Two of the three new cellulosic plants are in Iowa—one operated by DuPont in Nevada; the other in Emmetsburg is run by South Dakota-based ethanol producer POET/DSM—and both process corn stover. The other facility—located in Hugoton, Kan., and run by Abengoa Bioenergy Biomass—uses some wheat straw in addition to corn and milo stover, all of which is supplied exclusively by PacificAg.
For every 180 bushels of grain, the average producer will have about 4.3 tons of stover. To maintain sufficient organic matter in the soil and to prevent erosion, the USDA advises leaving an average of 2.3 tons per acre on the ground. Studies have shown that leaving too much residue can increase the likelihood of disease the following spring, make planting more difficult and use up nitrogen.
“The biggest benefit we bring growers is an alternative method for managing high residue,” says Denny Penland, business development manager for DuPont Cellulosic Ethanol. “And it also produces a platform for producing next year’s crop of corn.”
In Canada, there are currently no biomass plants online or in the works, but Charles Lalonde, a project manager with the Ontario Federation of Agriculture, says he expects that’s going to change in the next few years. He says there will soon be demand for corn stover and wheat straw inside Canadian borders.
“With corn stover, we’re trying to develop a market for it in bioprocessing,” Lalonde explains. He anticipates that facility will focus on using cellulosic material to produce sugars for use in various biochemical productions.

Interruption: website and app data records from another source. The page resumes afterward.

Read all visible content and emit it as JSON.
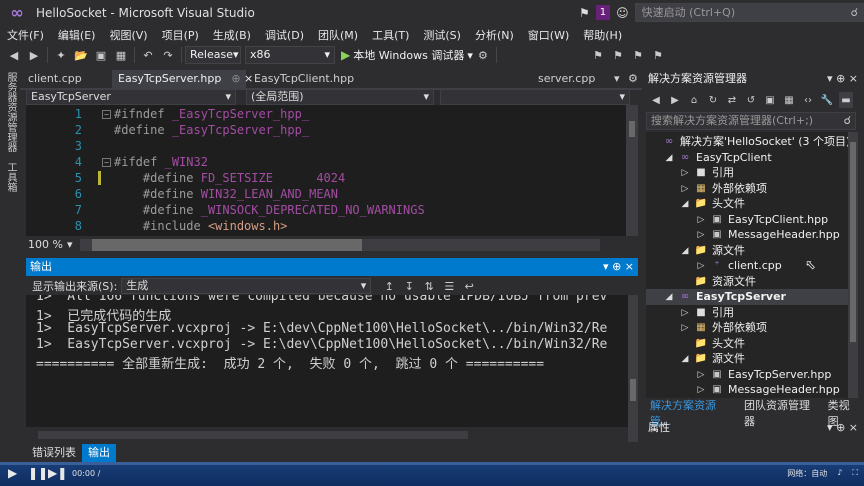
{
  "window": {
    "title": "HelloSocket - Microsoft Visual Studio",
    "notification_count": "1",
    "quick_launch_placeholder": "快速启动 (Ctrl+Q)"
  },
  "menu": [
    "文件(F)",
    "编辑(E)",
    "视图(V)",
    "项目(P)",
    "生成(B)",
    "调试(D)",
    "团队(M)",
    "工具(T)",
    "测试(S)",
    "分析(N)",
    "窗口(W)",
    "帮助(H)"
  ],
  "toolbar": {
    "configuration": "Release",
    "platform": "x86",
    "run_label": "本地 Windows 调试器"
  },
  "left_strip": [
    "服务器资源管理器",
    "工具箱"
  ],
  "doc_tabs": [
    "client.cpp",
    "EasyTcpServer.hpp",
    "EasyTcpClient.hpp",
    "server.cpp"
  ],
  "navbar": {
    "scope": "EasyTcpServer",
    "member": "(全局范围)"
  },
  "editor": {
    "lines": [
      {
        "num": "1",
        "kw": "#ifndef",
        "rest": "_EasyTcpServer_hpp_",
        "rest_class": "mac",
        "indent": ""
      },
      {
        "num": "2",
        "kw": "#define",
        "rest": "_EasyTcpServer_hpp_",
        "rest_class": "mac",
        "indent": ""
      },
      {
        "num": "3",
        "kw": "",
        "rest": "",
        "rest_class": "",
        "indent": ""
      },
      {
        "num": "4",
        "kw": "#ifdef",
        "rest": "_WIN32",
        "rest_class": "mac",
        "indent": ""
      },
      {
        "num": "5",
        "kw": "#define",
        "rest": "FD_SETSIZE      4024",
        "rest_class": "mac",
        "indent": "    "
      },
      {
        "num": "6",
        "kw": "#define",
        "rest": "WIN32_LEAN_AND_MEAN",
        "rest_class": "mac",
        "indent": "    "
      },
      {
        "num": "7",
        "kw": "#define",
        "rest": "_WINSOCK_DEPRECATED_NO_WARNINGS",
        "rest_class": "mac",
        "indent": "    "
      },
      {
        "num": "8",
        "kw": "#include",
        "rest": "<windows.h>",
        "rest_class": "hdr",
        "indent": "    "
      }
    ],
    "zoom": "100 %"
  },
  "output": {
    "title": "输出",
    "source_label": "显示输出来源(S):",
    "source_value": "生成",
    "lines": [
      "1>  All 166 functions were compiled because no usable IPDB/IOBJ from prev",
      "1>  已完成代码的生成",
      "1>  EasyTcpServer.vcxproj -> E:\\dev\\CppNet100\\HelloSocket\\../bin/Win32/Re",
      "1>  EasyTcpServer.vcxproj -> E:\\dev\\CppNet100\\HelloSocket\\../bin/Win32/Re",
      "========== 全部重新生成:  成功 2 个,  失败 0 个,  跳过 0 个 =========="
    ]
  },
  "bottom_tabs": [
    "错误列表",
    "输出"
  ],
  "solution_explorer": {
    "title": "解决方案资源管理器",
    "search_placeholder": "搜索解决方案资源管理器(Ctrl+;)",
    "tree": [
      {
        "label": "解决方案'HelloSocket' (3 个项目)",
        "level": 0,
        "icon": "sol",
        "twisty": "",
        "bold": false
      },
      {
        "label": "EasyTcpClient",
        "level": 1,
        "icon": "proj",
        "twisty": "open",
        "bold": false
      },
      {
        "label": "引用",
        "level": 2,
        "icon": "ref",
        "twisty": "closed",
        "bold": false
      },
      {
        "label": "外部依赖项",
        "level": 2,
        "icon": "ext",
        "twisty": "closed",
        "bold": false
      },
      {
        "label": "头文件",
        "level": 2,
        "icon": "folder",
        "twisty": "open",
        "bold": false
      },
      {
        "label": "EasyTcpClient.hpp",
        "level": 3,
        "icon": "h",
        "twisty": "closed",
        "bold": false
      },
      {
        "label": "MessageHeader.hpp",
        "level": 3,
        "icon": "h",
        "twisty": "closed",
        "bold": false
      },
      {
        "label": "源文件",
        "level": 2,
        "icon": "folder",
        "twisty": "open",
        "bold": false
      },
      {
        "label": "client.cpp",
        "level": 3,
        "icon": "cpp",
        "twisty": "closed",
        "bold": false
      },
      {
        "label": "资源文件",
        "level": 2,
        "icon": "folder",
        "twisty": "",
        "bold": false
      },
      {
        "label": "EasyTcpServer",
        "level": 1,
        "icon": "proj",
        "twisty": "open",
        "bold": true
      },
      {
        "label": "引用",
        "level": 2,
        "icon": "ref",
        "twisty": "closed",
        "bold": false
      },
      {
        "label": "外部依赖项",
        "level": 2,
        "icon": "ext",
        "twisty": "closed",
        "bold": false
      },
      {
        "label": "头文件",
        "level": 2,
        "icon": "folder",
        "twisty": "",
        "bold": false
      },
      {
        "label": "源文件",
        "level": 2,
        "icon": "folder",
        "twisty": "open",
        "bold": false
      },
      {
        "label": "EasyTcpServer.hpp",
        "level": 3,
        "icon": "h",
        "twisty": "closed",
        "bold": false
      },
      {
        "label": "MessageHeader.hpp",
        "level": 3,
        "icon": "h",
        "twisty": "closed",
        "bold": false
      }
    ],
    "bottom_tabs": [
      "解决方案资源管...",
      "团队资源管理器",
      "类视图"
    ]
  },
  "properties": {
    "title": "属性"
  },
  "player": {
    "time": "00:00 /",
    "right_label": "网络：自动"
  },
  "colors": {
    "accent": "#007acc",
    "background": "#2d2d30",
    "editor_bg": "#1e1e1e",
    "macro": "#a34ca3",
    "line_number": "#2b91af"
  }
}
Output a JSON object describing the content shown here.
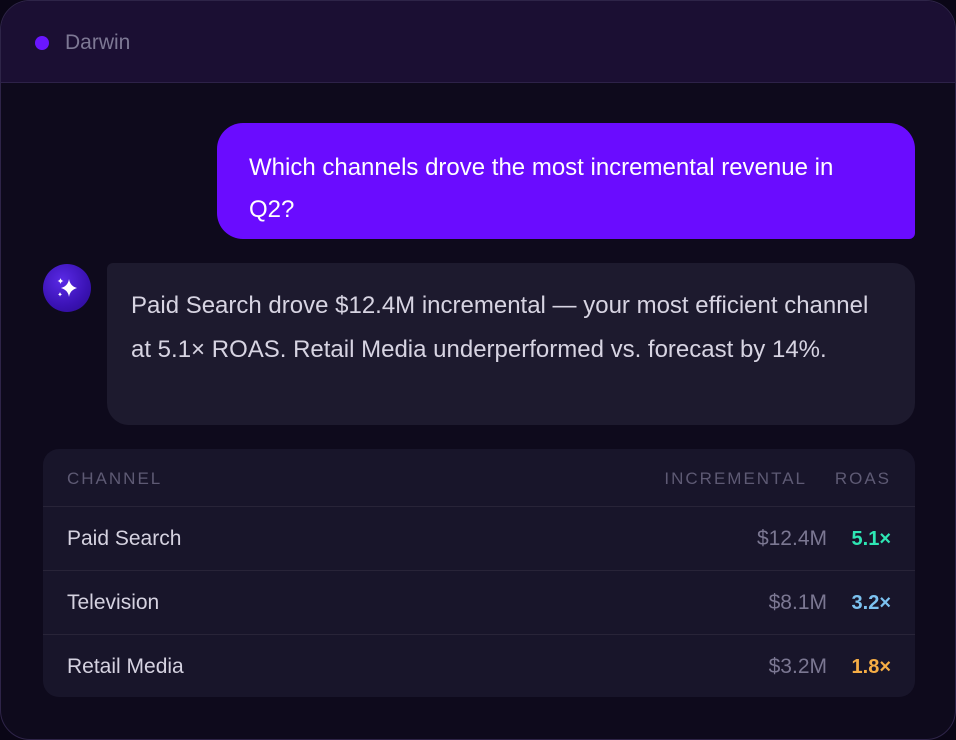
{
  "app": {
    "title": "Darwin",
    "status_color": "#6a16ff"
  },
  "chat": {
    "user_message": "Which channels drove the most incremental revenue in Q2?",
    "assistant_message": "Paid Search drove $12.4M incremental — your most efficient channel at 5.1× ROAS. Retail Media underperformed vs. forecast by 14%.",
    "assistant_avatar_icon": "sparkle-icon",
    "user_bubble_color": "#6a0cff"
  },
  "table": {
    "headers": {
      "channel": "CHANNEL",
      "incremental": "INCREMENTAL",
      "roas": "ROAS"
    },
    "rows": [
      {
        "channel": "Paid Search",
        "incremental": "$12.4M",
        "roas": "5.1×",
        "roas_color": "#2ee6b4"
      },
      {
        "channel": "Television",
        "incremental": "$8.1M",
        "roas": "3.2×",
        "roas_color": "#7cc2f0"
      },
      {
        "channel": "Retail Media",
        "incremental": "$3.2M",
        "roas": "1.8×",
        "roas_color": "#f5ad45"
      }
    ]
  }
}
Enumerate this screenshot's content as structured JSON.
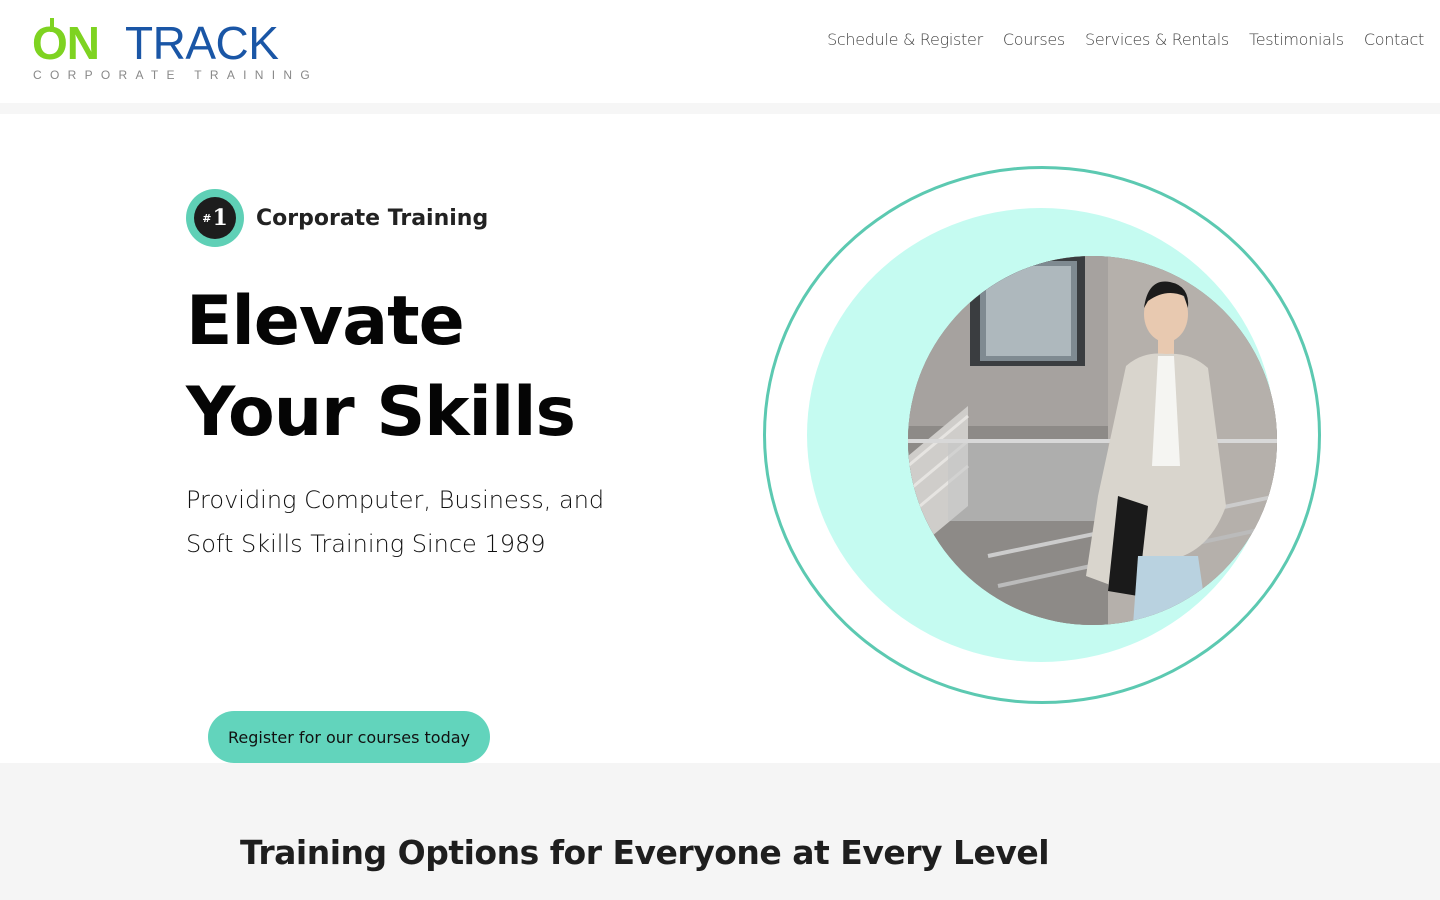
{
  "header": {
    "logo": {
      "brand_primary": "ON",
      "brand_secondary": "TRACK",
      "tagline": "CORPORATE TRAINING",
      "colors": {
        "green": "#7ed321",
        "blue": "#1a56a6"
      }
    },
    "nav": [
      {
        "label": "Schedule & Register"
      },
      {
        "label": "Courses"
      },
      {
        "label": "Services & Rentals"
      },
      {
        "label": "Testimonials"
      },
      {
        "label": "Contact"
      }
    ]
  },
  "hero": {
    "badge": {
      "number": "1",
      "prefix": "#",
      "label": "Corporate Training"
    },
    "title_line1": "Elevate",
    "title_line2": "Your Skills",
    "subtitle_line1": "Providing Computer, Business, and",
    "subtitle_line2": "Soft Skills Training Since 1989",
    "cta_label": "Register for our courses today",
    "image": {
      "description_icon": "woman-walking-photo"
    },
    "colors": {
      "accent": "#62d4bc",
      "mint": "#c5fbf1",
      "ring": "#5cc9b1"
    }
  },
  "section2": {
    "title": "Training Options for Everyone at Every Level"
  }
}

U.S. plants making ethanol from grains, mainly corn, are currently at capacity, producing 12 billion to 13 billion gallons annually. “Right now, the industry is waiting for the cellulosic side of these projects to get up and running,” Levy says. By comparison, it’s estimated that the new plants will be able to produce around 75 million gallons of cellulosic ethanol a year.
Plans for seven new cellulosic ethanol plants have been announced by the USDA, three of which will use agricultural waste, while the others will use resources like wood chips, wood waste and municipal solid waste.
And while the bulk of the U.S. market now is corn stover, Glenn Farris, AGCO’s manager of segment strategy for biomass/industrials, expects a market for dedicated energy crops to emerge, such as Miscanthus and switchgrass.
Farris says he believes that by 2030 more producers will see 300 bushels of corn per acre. That means 8 to 10 tons of stover per acre on the ground within the next 15 years.
Says Levy, “I think we’re going to see a revolution in the biomass market in the years to come. As the world turns to renewable energy, agriculture is going to be a direct benefactor.”